(YOUR INSTRUCTIONS)
Each entry is to be printed again word for word.

*** Opening of RECORDS PROVIDED ***

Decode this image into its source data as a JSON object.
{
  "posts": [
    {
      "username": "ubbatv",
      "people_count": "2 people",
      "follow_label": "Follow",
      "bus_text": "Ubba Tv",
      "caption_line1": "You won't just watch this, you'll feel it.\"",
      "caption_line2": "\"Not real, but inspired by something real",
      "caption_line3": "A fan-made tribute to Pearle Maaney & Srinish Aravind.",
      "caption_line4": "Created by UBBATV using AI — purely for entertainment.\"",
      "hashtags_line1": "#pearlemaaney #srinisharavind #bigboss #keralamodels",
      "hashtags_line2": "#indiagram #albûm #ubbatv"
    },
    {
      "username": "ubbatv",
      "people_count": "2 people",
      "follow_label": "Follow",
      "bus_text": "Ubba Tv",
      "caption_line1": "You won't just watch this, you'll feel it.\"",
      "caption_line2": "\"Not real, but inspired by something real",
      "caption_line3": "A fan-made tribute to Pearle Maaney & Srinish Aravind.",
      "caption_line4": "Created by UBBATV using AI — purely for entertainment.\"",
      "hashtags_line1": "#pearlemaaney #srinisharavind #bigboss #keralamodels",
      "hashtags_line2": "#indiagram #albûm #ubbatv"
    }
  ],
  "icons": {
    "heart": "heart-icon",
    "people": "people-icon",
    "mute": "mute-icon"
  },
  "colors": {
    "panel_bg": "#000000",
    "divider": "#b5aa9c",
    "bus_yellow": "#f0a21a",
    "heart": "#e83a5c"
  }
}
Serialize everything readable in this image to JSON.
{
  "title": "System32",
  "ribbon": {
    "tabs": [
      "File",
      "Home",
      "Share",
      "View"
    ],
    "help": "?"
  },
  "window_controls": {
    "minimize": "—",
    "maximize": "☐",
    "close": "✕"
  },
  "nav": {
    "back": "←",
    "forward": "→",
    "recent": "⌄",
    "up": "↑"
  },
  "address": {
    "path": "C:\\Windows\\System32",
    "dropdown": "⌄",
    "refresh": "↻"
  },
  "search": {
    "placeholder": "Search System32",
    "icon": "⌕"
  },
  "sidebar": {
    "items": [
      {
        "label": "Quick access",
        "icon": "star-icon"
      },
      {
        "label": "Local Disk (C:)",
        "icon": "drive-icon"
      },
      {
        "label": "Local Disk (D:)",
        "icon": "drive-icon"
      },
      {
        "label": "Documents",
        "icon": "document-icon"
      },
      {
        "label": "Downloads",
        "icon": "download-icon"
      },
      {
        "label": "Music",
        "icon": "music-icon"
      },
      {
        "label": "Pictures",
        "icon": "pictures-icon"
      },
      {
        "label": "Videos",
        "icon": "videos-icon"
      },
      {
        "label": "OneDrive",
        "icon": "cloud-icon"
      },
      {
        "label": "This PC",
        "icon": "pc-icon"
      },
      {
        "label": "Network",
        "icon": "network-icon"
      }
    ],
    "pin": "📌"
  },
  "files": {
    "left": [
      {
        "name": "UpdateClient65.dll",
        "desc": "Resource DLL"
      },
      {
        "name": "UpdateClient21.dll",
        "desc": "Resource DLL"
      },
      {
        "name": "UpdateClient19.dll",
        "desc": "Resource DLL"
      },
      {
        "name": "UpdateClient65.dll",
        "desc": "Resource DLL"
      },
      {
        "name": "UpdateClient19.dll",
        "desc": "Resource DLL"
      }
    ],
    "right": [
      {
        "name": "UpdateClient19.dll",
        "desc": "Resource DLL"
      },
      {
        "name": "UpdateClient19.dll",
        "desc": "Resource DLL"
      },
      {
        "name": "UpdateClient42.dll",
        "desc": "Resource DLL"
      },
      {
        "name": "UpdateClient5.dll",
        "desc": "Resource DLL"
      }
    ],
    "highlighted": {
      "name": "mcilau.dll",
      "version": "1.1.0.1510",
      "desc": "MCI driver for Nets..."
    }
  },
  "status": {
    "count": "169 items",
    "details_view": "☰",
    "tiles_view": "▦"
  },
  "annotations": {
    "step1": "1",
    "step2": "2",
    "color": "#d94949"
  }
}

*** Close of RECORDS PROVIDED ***

(RESPONSE TO THIS TASK)
Decode this image into its source data as a JSON object.
{
  "posts": [
    {
      "username": "ubbatv",
      "people_count": "2 people",
      "follow_label": "Follow",
      "bus_text": "Ubba Tv",
      "caption_line1": "You won't just watch this, you'll feel it.\"",
      "caption_line2": "\"Not real, but inspired by something real",
      "caption_line3": "A fan-made tribute to Pearle Maaney & Srinish Aravind.",
      "caption_line4": "Created by UBBATV using AI — purely for entertainment.\"",
      "hashtags_line1": "#pearlemaaney #srinisharavind #bigboss #keralamodels",
      "hashtags_line2": "#indiagram #albûm #ubbatv"
    },
    {
      "username": "ubbatv",
      "people_count": "2 people",
      "follow_label": "Follow",
      "bus_text": "Ubba Tv",
      "caption_line1": "You won't just watch this, you'll feel it.\"",
      "caption_line2": "\"Not real, but inspired by something real",
      "caption_line3": "A fan-made tribute to Pearle Maaney & Srinish Aravind.",
      "caption_line4": "Created by UBBATV using AI — purely for entertainment.\"",
      "hashtags_line1": "#pearlemaaney #srinisharavind #bigboss #keralamodels",
      "hashtags_line2": "#indiagram #albûm #ubbatv"
    }
  ],
  "icons": {
    "heart": "heart-icon",
    "people": "people-icon",
    "mute": "mute-icon"
  },
  "colors": {
    "panel_bg": "#000000",
    "divider": "#b5aa9c",
    "bus_yellow": "#f0a21a",
    "heart": "#e83a5c"
  }
}
Serialize everything readable in this image to JSON.
{
  "title": "System32",
  "ribbon": {
    "tabs": [
      "File",
      "Home",
      "Share",
      "View"
    ],
    "help": "?"
  },
  "window_controls": {
    "minimize": "—",
    "maximize": "☐",
    "close": "✕"
  },
  "nav": {
    "back": "←",
    "forward": "→",
    "recent": "⌄",
    "up": "↑"
  },
  "address": {
    "path": "C:\\Windows\\System32",
    "dropdown": "⌄",
    "refresh": "↻"
  },
  "search": {
    "placeholder": "Search System32",
    "icon": "⌕"
  },
  "sidebar": {
    "items": [
      {
        "label": "Quick access",
        "icon": "star-icon"
      },
      {
        "label": "Local Disk (C:)",
        "icon": "drive-icon"
      },
      {
        "label": "Local Disk (D:)",
        "icon": "drive-icon"
      },
      {
        "label": "Documents",
        "icon": "document-icon"
      },
      {
        "label": "Downloads",
        "icon": "download-icon"
      },
      {
        "label": "Music",
        "icon": "music-icon"
      },
      {
        "label": "Pictures",
        "icon": "pictures-icon"
      },
      {
        "label": "Videos",
        "icon": "videos-icon"
      },
      {
        "label": "OneDrive",
        "icon": "cloud-icon"
      },
      {
        "label": "This PC",
        "icon": "pc-icon"
      },
      {
        "label": "Network",
        "icon": "network-icon"
      }
    ],
    "pin": "📌"
  },
  "files": {
    "left": [
      {
        "name": "UpdateClient65.dll",
        "desc": "Resource DLL"
      },
      {
        "name": "UpdateClient21.dll",
        "desc": "Resource DLL"
      },
      {
        "name": "UpdateClient19.dll",
        "desc": "Resource DLL"
      },
      {
        "name": "UpdateClient65.dll",
        "desc": "Resource DLL"
      },
      {
        "name": "UpdateClient19.dll",
        "desc": "Resource DLL"
      }
    ],
    "right": [
      {
        "name": "UpdateClient19.dll",
        "desc": "Resource DLL"
      },
      {
        "name": "UpdateClient19.dll",
        "desc": "Resource DLL"
      },
      {
        "name": "UpdateClient42.dll",
        "desc": "Resource DLL"
      },
      {
        "name": "UpdateClient5.dll",
        "desc": "Resource DLL"
      }
    ],
    "highlighted": {
      "name": "mcilau.dll",
      "version": "1.1.0.1510",
      "desc": "MCI driver for Nets..."
    }
  },
  "status": {
    "count": "169 items",
    "details_view": "☰",
    "tiles_view": "▦"
  },
  "annotations": {
    "step1": "1",
    "step2": "2",
    "color": "#d94949"
  }
}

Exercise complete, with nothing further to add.